Not everyone who has expressed a wish to be a donor will be eligible to donate in the event of their death. To donate organs after death, a person needs to die in hospital in specific circumstances. This applies to only 1 in every 100 people, which highlights how every registration is so important.

And with only half of families agreeing to donation if they don’t know their loved one’s decision, family conversations are vital, as consent for donation rises to 9 out of 10 if loved ones have made their decision known. 

The number of transplants needed is rising due to an aging population and increases in illnesses such as diabetes, kidney, heart and liver disease.

Organ and tissue donation saves and transforms the lives of those awaiting a transplant, as well as their families and carers.  Hear from transplant recipients about the difference it has made to their lives.

What to expect: the organ donation pathway

Every effort will be made to save your life above all else
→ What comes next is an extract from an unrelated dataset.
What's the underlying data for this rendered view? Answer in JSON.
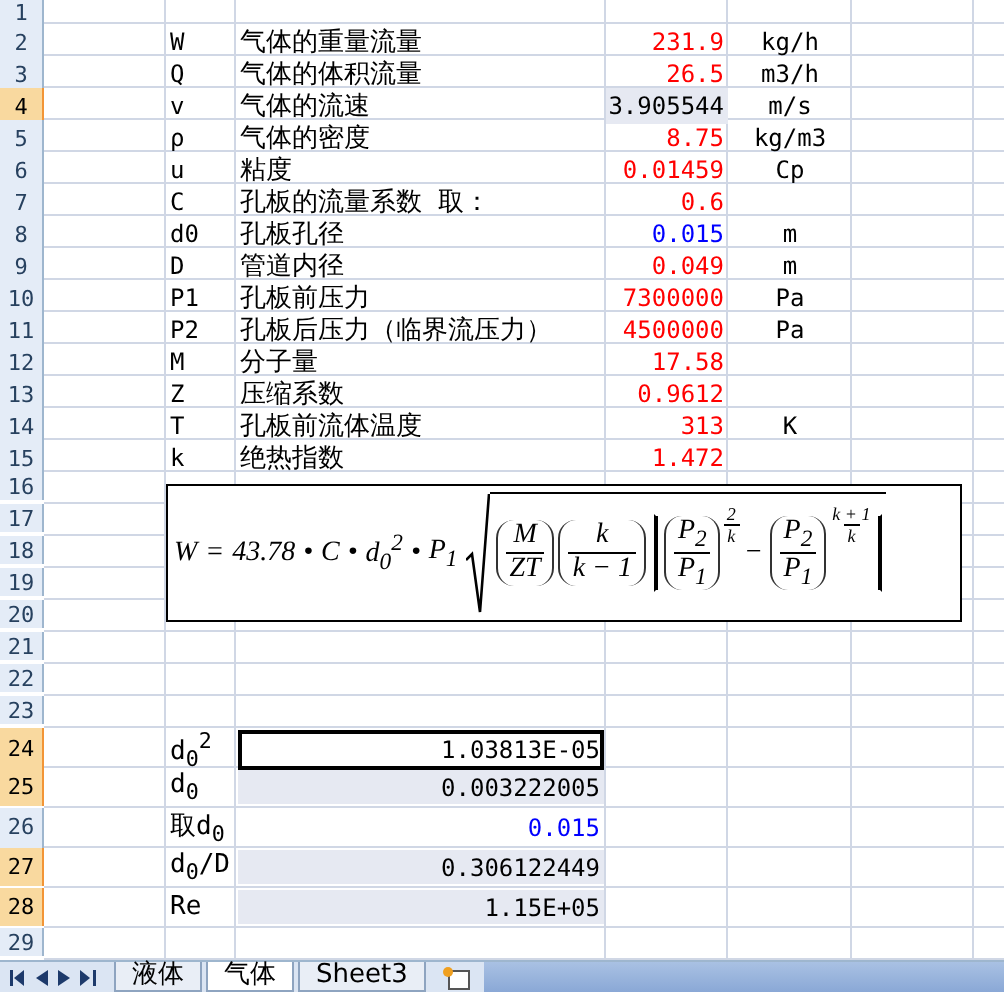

Healthcare professionals have a duty to save life wherever possible, but unfortunately, even after every effort has been made to save a patient’s life, this is not always possible.  

Only when End of Life care planning is started by the clinical team, is a referral made to the specialist organ donation nursing team.  These specialist nurses make a preliminary assessment of suitability for donation and the NHS Organ Donor Register is accessed to review any decisions a patient may have made in life.  The possibility of organ donation is then discussed with your family.

Death is confirmed in line with strict criteria

There are strict criteria in place in the United Kingdom to help those caring for the dying, by providing safe, timely and consistent criteria for the diagnosis of death.

Organs are never removed until a patient’s death has been confirmed in line with these criteria  and only when all the appropriate consents are in place.

As a donor, you will be treated with dignity and respect

The organ donation process involves a specialist team who ensure that donors are treated with the greatest care and respect during the removal of organs and tissue for donation.  Only those organs and tissue specified by the donor and agreed with the family will be removed.

Specialist nurses always speak to family members to see if there are considerations around someone’s faith, beliefs or culture in respect to funeral plans. 

After donation, the body is returned to the family of the deceased in the same way as any death in a hospital where donation has not taken place. Families are given the opportunity to spend time with their loved one after the operation if they wish.

Register your decision

Donation is a personal decision and you have a choice about whether or not you want to donate. Whatever you decide, please record your organ donation decision here – it only takes 2 minutes.

And please tell your family and friends.